Iran Urges World Action on Israeli Nukes; Russia Urges U.N. to Push Israel Over Peace
Iran says Israel’s undeclared arsenal of approximately 200 atomic warheads is the only obstacle in the way of a nuclear-free zone in the Middle East.
In a Monday address to the third session of the preparatory committee for the 2010 Nuclear Non-Proliferation Treaty Review Conference in New York, Iranian delegates hit out at the lack of world action on Israel’s possession of atomic nuclear weapons — which can be launched from land, sea and air.

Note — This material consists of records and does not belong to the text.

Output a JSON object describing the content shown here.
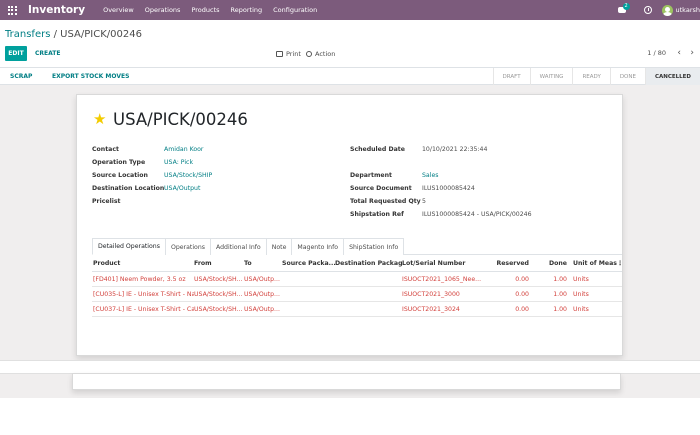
{
  "app": {
    "name": "Inventory",
    "menu": [
      "Overview",
      "Operations",
      "Products",
      "Reporting",
      "Configuration"
    ],
    "messages_badge": "2",
    "user": "utkarsh"
  },
  "breadcrumb": {
    "parent": "Transfers",
    "separator": "/",
    "current": "USA/PICK/00246"
  },
  "toolbar": {
    "edit": "EDIT",
    "create": "CREATE",
    "print": "Print",
    "action": "Action"
  },
  "pager": {
    "value": "1 / 80",
    "prev": "‹",
    "next": "›"
  },
  "statusbar": {
    "buttons": [
      "SCRAP",
      "EXPORT STOCK MOVES"
    ],
    "stages": [
      {
        "label": "DRAFT",
        "active": false
      },
      {
        "label": "WAITING",
        "active": false
      },
      {
        "label": "READY",
        "active": false
      },
      {
        "label": "DONE",
        "active": false
      },
      {
        "label": "CANCELLED",
        "active": true
      }
    ]
  },
  "record": {
    "title": "USA/PICK/00246",
    "left_fields": [
      {
        "label": "Contact",
        "value": "Amidan Koor",
        "link": true
      },
      {
        "label": "Operation Type",
        "value": "USA: Pick",
        "link": true
      },
      {
        "label": "Source Location",
        "value": "USA/Stock/SHIP",
        "link": true
      },
      {
        "label": "Destination Location",
        "value": "USA/Output",
        "link": true
      },
      {
        "label": "Pricelist",
        "value": "",
        "link": false
      }
    ],
    "right_fields": [
      {
        "label": "Scheduled Date",
        "value": "10/10/2021 22:35:44",
        "link": false
      },
      {
        "label": "Department",
        "value": "Sales",
        "link": true
      },
      {
        "label": "Source Document",
        "value": "ILUS1000085424",
        "link": false
      },
      {
        "label": "Total Requested Qty",
        "value": "5",
        "link": false
      },
      {
        "label": "Shipstation Ref",
        "value": "ILUS1000085424 - USA/PICK/00246",
        "link": false
      }
    ]
  },
  "tabs": [
    "Detailed Operations",
    "Operations",
    "Additional Info",
    "Note",
    "Magento Info",
    "ShipStation Info"
  ],
  "table": {
    "headers": [
      "Product",
      "From",
      "To",
      "Source Packa...",
      "Destination Package",
      "Lot/Serial Number",
      "Reserved",
      "Done",
      "Unit of Measure",
      "⋮"
    ],
    "rows": [
      [
        "[FD401] Neem Powder, 3.5 oz",
        "USA/Stock/SH...",
        "USA/Outp...",
        "",
        "",
        "ISUOCT2021_1065_Nee...",
        "0.00",
        "1.00",
        "Units"
      ],
      [
        "[CU035-L] IE - Unisex T-Shirt - Nav...",
        "USA/Stock/SH...",
        "USA/Outp...",
        "",
        "",
        "ISUOCT2021_3000",
        "0.00",
        "1.00",
        "Units"
      ],
      [
        "[CU037-L] IE - Unisex T-Shirt - Car...",
        "USA/Stock/SH...",
        "USA/Outp...",
        "",
        "",
        "ISUOCT2021_3024",
        "0.00",
        "1.00",
        "Units"
      ]
    ]
  },
  "colors": {
    "navbar": "#7c5b7c",
    "accent": "#00a09d",
    "link": "#017e84",
    "cancelled_row": "#d23f3a",
    "star": "#f3cc00"
  }
}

According to the delegates, the Israeli military’s indiscriminate and deliberate use of white phosphorus shells against Palestinian civilians shows that “Tel Aviv is not fit to possess nuclear weapons”.

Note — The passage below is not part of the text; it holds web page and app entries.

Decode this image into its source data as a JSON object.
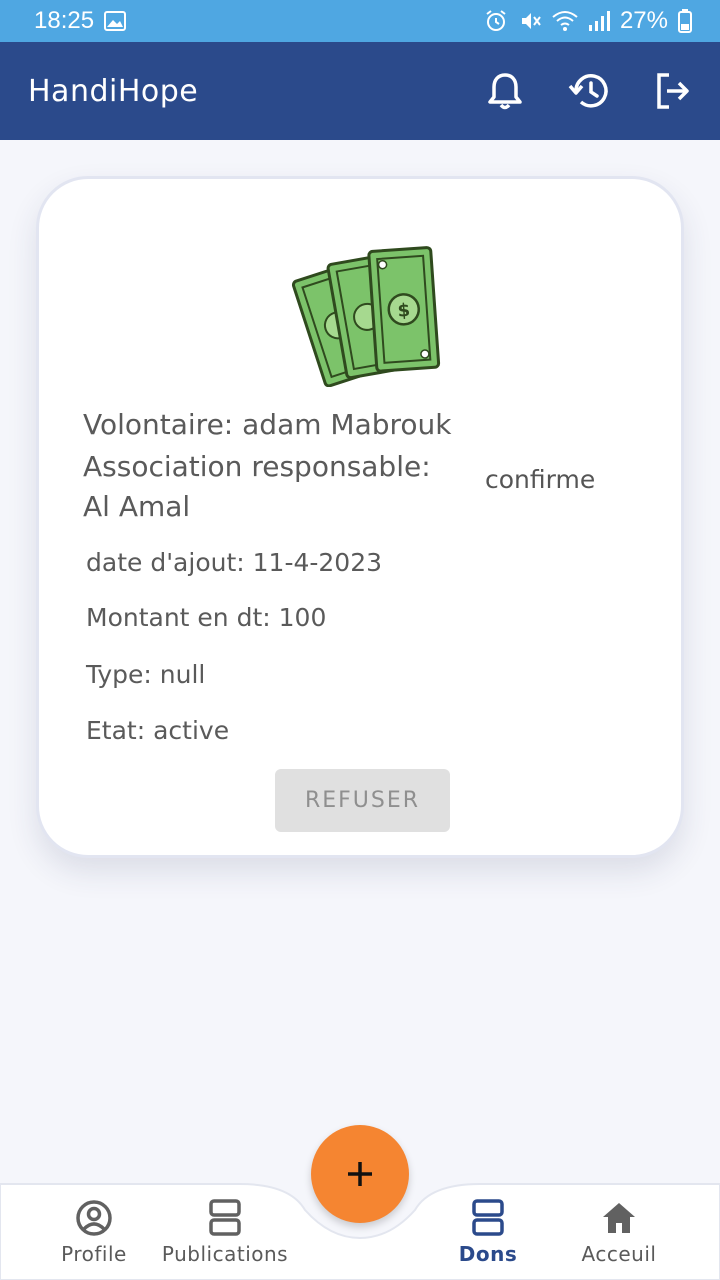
{
  "status_bar": {
    "time": "18:25",
    "battery": "27%"
  },
  "app_bar": {
    "title": "HandiHope"
  },
  "donation": {
    "volunteer": "Volontaire: adam Mabrouk",
    "association": "Association responsable: Al Amal",
    "status_label": "confirme",
    "date": "date d'ajout: 11-4-2023",
    "amount": "Montant en dt: 100",
    "type": "Type: null",
    "state": "Etat: active",
    "refuse_button": "REFUSER"
  },
  "bottom_nav": {
    "items": [
      {
        "label": "Profile",
        "icon": "account-circle-icon"
      },
      {
        "label": "Publications",
        "icon": "storage-icon"
      },
      {
        "label": "Dons",
        "icon": "storage-icon"
      },
      {
        "label": "Acceuil",
        "icon": "home-icon"
      }
    ],
    "active": "Dons",
    "fab_label": "+"
  },
  "colors": {
    "status_bar": "#4fa7e2",
    "app_bar": "#2b4a8b",
    "fab": "#f58531",
    "active_nav": "#2b4a8b"
  }
}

“Israel’s nuclear arsenal represents the single greatest threat to countries in the region,” said the delegates, while criticizing the West’s hands-off approach to Tel Aviv’s development of nuclear weaponry.
“Washington echelons and their European counterparts actually helped equip Israel with nuclear weaponry, in complete violation of the nuclear Non-Proliferation Treaty,” the delegation asserted.

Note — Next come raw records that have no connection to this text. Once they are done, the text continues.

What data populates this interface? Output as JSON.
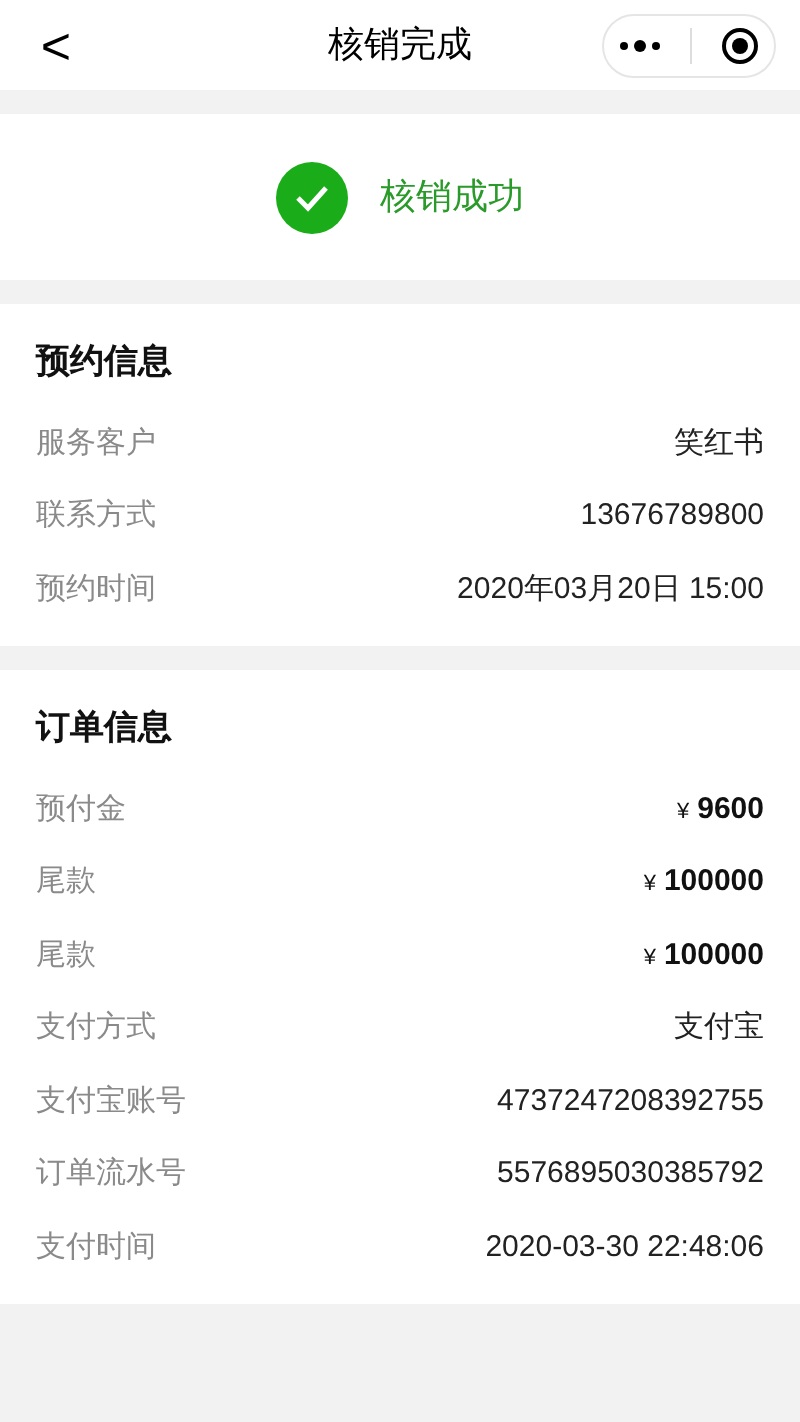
{
  "header": {
    "back": "<",
    "title": "核销完成"
  },
  "status": {
    "text": "核销成功"
  },
  "sections": [
    {
      "title": "预约信息",
      "rows": [
        {
          "kind": "text",
          "label": "服务客户",
          "value": "笑红书"
        },
        {
          "kind": "text",
          "label": "联系方式",
          "value": "13676789800"
        },
        {
          "kind": "text",
          "label": "预约时间",
          "value": "2020年03月20日 15:00"
        }
      ]
    },
    {
      "title": "订单信息",
      "rows": [
        {
          "kind": "amount",
          "label": "预付金",
          "currency": "¥",
          "value": "9600"
        },
        {
          "kind": "amount",
          "label": "尾款",
          "currency": "¥",
          "value": "100000"
        },
        {
          "kind": "amount",
          "label": "尾款",
          "currency": "¥",
          "value": "100000"
        },
        {
          "kind": "text",
          "label": "支付方式",
          "value": "支付宝"
        },
        {
          "kind": "text",
          "label": "支付宝账号",
          "value": "4737247208392755"
        },
        {
          "kind": "text",
          "label": "订单流水号",
          "value": "5576895030385792"
        },
        {
          "kind": "text",
          "label": "支付时间",
          "value": "2020-03-30 22:48:06"
        }
      ]
    }
  ]
}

Israel is widely regarded as the sixth-largest nuclear power in the world and the sole possessor of an atomic arsenal in the Middle East. It reportedly houses at least 100 bunker-busting bombs, which come in the form of laser-guided mini-nukes with the ability of penetrating underground targets.
Over the past decades, U.S. presidents have largely colluded with Israel’s so-called policy of nuclear opacity.
Investigative journalist Seymour Hersh has revealed that former U.S. president Richard Nixon and his chief foreign policy adviser Henry Kissinger privately endorsed Israel’s atomic arsenal in 1969 and banned any inspection of its Dimona nuclear center.
Although Tel Aviv was not a signatory to the NPT, the U.S. leadership went on to to provide it with advanced weapons such as krytrons (nuclear triggers) and supercomputers.
The Iranian delegation called for a non-discriminatory disarmament process, saying the West’s silence on Israeli nuclear weapons sends a negative message about double standards.
Russia suggests the U.N. Security Council has to pursue ‘vigorous’ diplomacy to oblige Israel to work with international community for creating a Palestinian state.
Russia’s UN Ambassador Vitaly Churkin, who chairs the 15-member Security Council this month, has called for a Council meeting to stress the “urgency of reaching comprehensive peace in the Middle East.”
Foreign ministers of Russia, Britain, France, Turkey and Austria as well as U.S. Ambassador to the U.N. Susan Rice and U.N. chief Ban Ki-moon will participate in the Security Council open debate on Monday.
The meeting comes as the new Israeli government headed by the hawkish Prime Minister Benjamin Netanyahu shuns international calls to resume the Middle East peace process.
The new Israeli government has so far refused the Palestinian’s right to establish an independent state.
“Vigorous diplomatic action is needed to attain the goal set by the international community,” said a preliminary draft statement Russia wants the council to adopt unanimously.
The draft statement also calls for “Lasting peace in the region, based on an enduring commitment to mutual recognition, freedom from violence, incitement and terror, and the two-state solution, building upon previous agreements and obligations.”
Benjamin Netanyahu, Israeli prime minister, on Monday promised the Egyptian president that he would restart peace talks with the Palestinians “as soon as possible”, in an attempt to calm Arab concerns over his policies ahead of a crucial Israeli-U.S. summit next week.
“We want to renew the peace negotiations with the Palestinians as soon as possible and I hope they will indeed resume in the coming weeks,” Mr Netanyahu said after talks in Sharm El Sheikh with Hosni Mubarak. “We want Israelis and Palestinians alike to live in peace, security and prosperity. The three things go together and not one at the expense of the other.”
However, the Israeli leader once again left open what kind of final peace deal with the Palestinians he has in mind and again stopped short of endorsing a two-state solution, the cornerstone of all recent efforts to end the conflict. Israeli officials say Mr Netanyahu will provide details of his new approach to regional peacemaking at the earliest in his meeting with Barack Obama, US president, in Washington on Monday.
Senior US administration officials, including Mr Obama himself, have repeatedly made clear they see the creation of an independent Palestinian state as the only way to achieve peace in the region.
This has led to widespread speculation that the new rightwing Israeli government headed by Mr Netanyahu could face a much chillier relationship with its most important ally than his predecessors have enjoyed. >>>